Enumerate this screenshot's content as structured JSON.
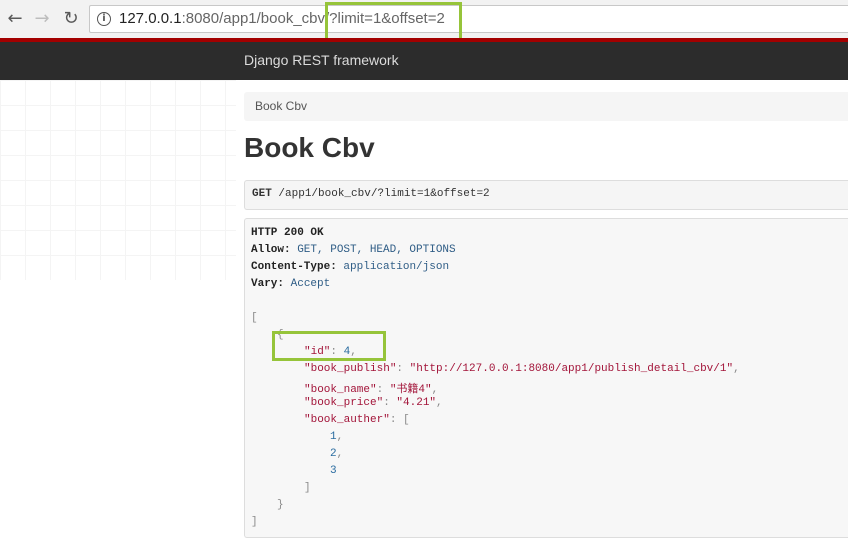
{
  "browser": {
    "url_host": "127.0.0.1",
    "url_rest": ":8080/app1/book_cbv/?limit=1&offset=2"
  },
  "navbar": {
    "brand": "Django REST framework"
  },
  "breadcrumb": {
    "item": "Book Cbv"
  },
  "page": {
    "title": "Book Cbv"
  },
  "request": {
    "method": "GET",
    "path": " /app1/book_cbv/?limit=1&offset=2"
  },
  "response": {
    "status": "HTTP 200 OK",
    "headers": [
      {
        "key": "Allow:",
        "value": " GET, POST, HEAD, OPTIONS"
      },
      {
        "key": "Content-Type:",
        "value": " application/json"
      },
      {
        "key": "Vary:",
        "value": " Accept"
      }
    ],
    "json": {
      "open_bracket": "[",
      "open_brace": "{",
      "id_key": "\"id\"",
      "id_value": "4",
      "book_publish_key": "\"book_publish\"",
      "book_publish_value": "\"http://127.0.0.1:8080/app1/publish_detail_cbv/1\"",
      "book_name_key": "\"book_name\"",
      "book_name_value": "\"书籍4\"",
      "book_price_key": "\"book_price\"",
      "book_price_value": "\"4.21\"",
      "book_auther_key": "\"book_auther\"",
      "book_auther_open": "[",
      "auther_1": "1",
      "auther_2": "2",
      "auther_3": "3",
      "auther_close": "]",
      "close_brace": "}",
      "close_bracket": "]"
    }
  },
  "colors": {
    "highlight": "#96c43a",
    "navbar": "#2c2c2c",
    "redline": "#a30000"
  }
}
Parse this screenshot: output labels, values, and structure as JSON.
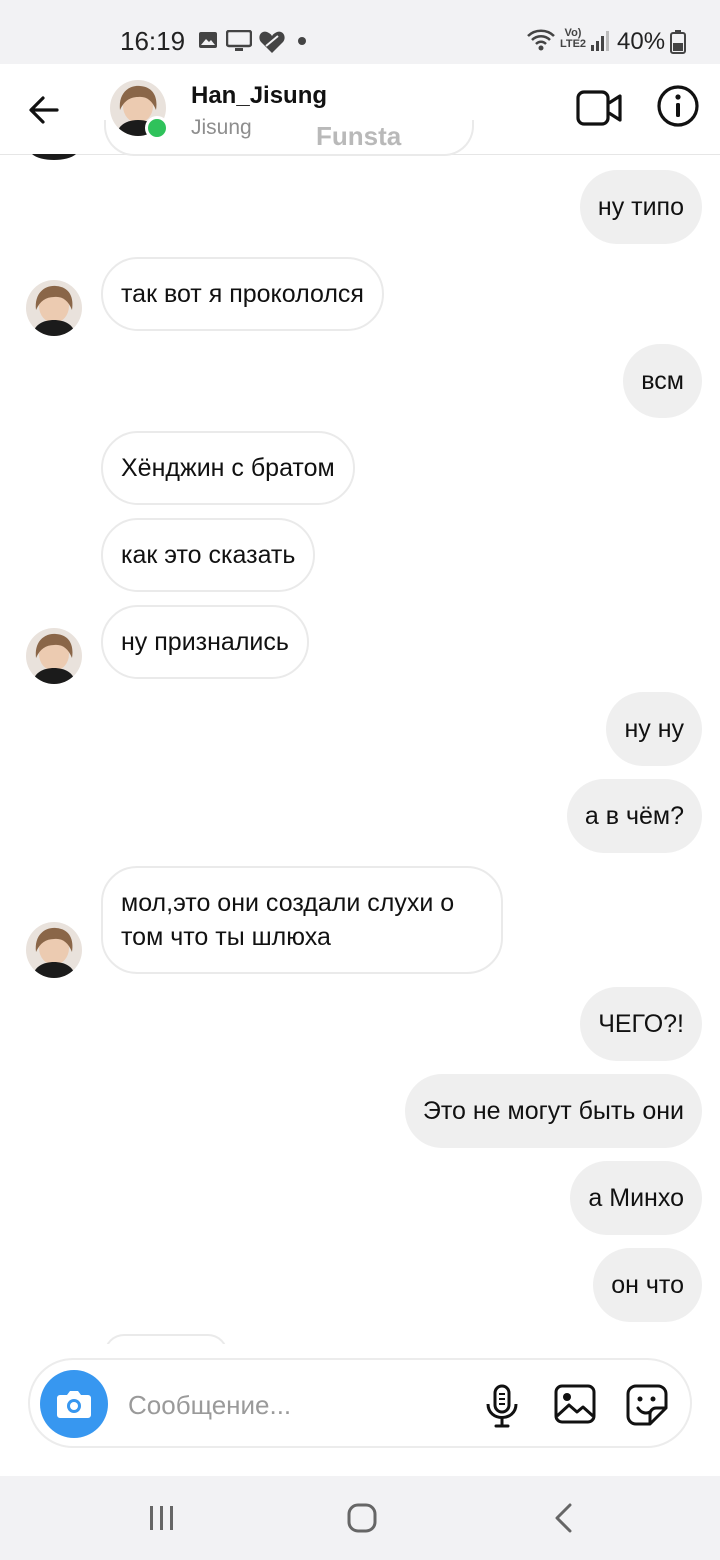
{
  "status_bar": {
    "time": "16:19",
    "network": "Vo) LTE2",
    "battery": "40%"
  },
  "header": {
    "username": "Han_Jisung",
    "subtitle": "Jisung",
    "tag": "Funsta",
    "online_color": "#2fc25b",
    "icons": [
      "back-arrow-icon",
      "video-call-icon",
      "info-icon"
    ]
  },
  "messages": [
    {
      "side": "out",
      "text": "ну типо"
    },
    {
      "side": "in",
      "text": "так вот я прокололся",
      "avatar": true
    },
    {
      "side": "out",
      "text": "всм"
    },
    {
      "side": "in",
      "text": "Хёнджин с братом"
    },
    {
      "side": "in",
      "text": "как это сказать"
    },
    {
      "side": "in",
      "text": "ну признались",
      "avatar": true
    },
    {
      "side": "out",
      "text": "ну ну"
    },
    {
      "side": "out",
      "text": "а в чём?"
    },
    {
      "side": "in",
      "text": "мол,это они создали слухи о том что ты шлюха",
      "avatar": true
    },
    {
      "side": "out",
      "text": "ЧЕГО?!"
    },
    {
      "side": "out",
      "text": "Это не могут быть они"
    },
    {
      "side": "out",
      "text": "а Минхо"
    },
    {
      "side": "out",
      "text": "он что"
    }
  ],
  "composer": {
    "placeholder": "Сообщение...",
    "value": "",
    "accent": "#3797f0",
    "icons": [
      "camera-icon",
      "microphone-icon",
      "gallery-icon",
      "sticker-icon"
    ]
  },
  "nav_bar": {
    "icons": [
      "recent-apps-icon",
      "home-icon",
      "back-icon"
    ]
  }
}
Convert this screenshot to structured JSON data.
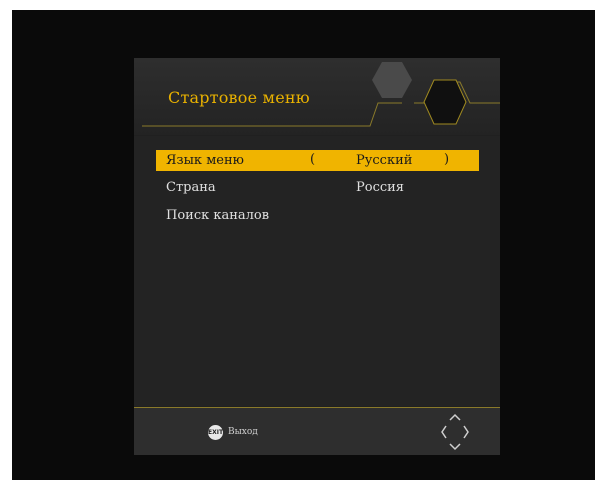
{
  "menu": {
    "title": "Стартовое меню",
    "items": [
      {
        "label": "Язык меню",
        "value": "Русский",
        "arrow_left": "(",
        "arrow_right": ")"
      },
      {
        "label": "Страна",
        "value": "Россия"
      },
      {
        "label": "Поиск каналов"
      }
    ]
  },
  "footer": {
    "exit_button": "EXIT",
    "exit_label": "Выход"
  },
  "icons": {
    "exit": "exit-button-icon",
    "nav": "navigation-arrows-icon",
    "decor": "hexagon-decor-icon"
  },
  "colors": {
    "accent": "#f0b400",
    "title": "#e8b100",
    "panel": "#202020",
    "background": "#0a0a0a"
  }
}
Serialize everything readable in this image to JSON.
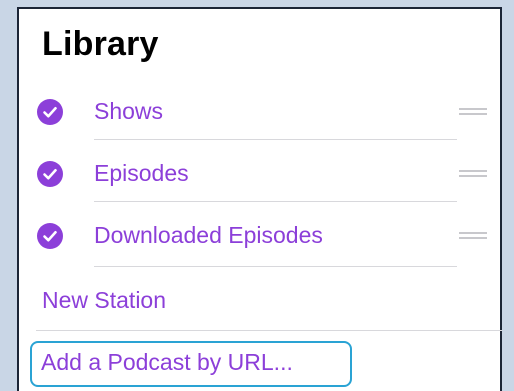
{
  "library": {
    "title": "Library",
    "items": [
      {
        "label": "Shows",
        "checked": true,
        "icon": "checkmark-icon",
        "handle_icon": "reorder-handle-icon"
      },
      {
        "label": "Episodes",
        "checked": true,
        "icon": "checkmark-icon",
        "handle_icon": "reorder-handle-icon"
      },
      {
        "label": "Downloaded Episodes",
        "checked": true,
        "icon": "checkmark-icon",
        "handle_icon": "reorder-handle-icon"
      }
    ],
    "new_station_label": "New Station",
    "add_podcast_label": "Add a Podcast by URL..."
  },
  "colors": {
    "accent": "#8c3fd9",
    "highlight": "#2aa3d4",
    "background": "#c9d6e6",
    "panel_border": "#1b2536"
  }
}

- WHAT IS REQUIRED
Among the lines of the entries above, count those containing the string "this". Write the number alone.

- TASK OUTPUT
4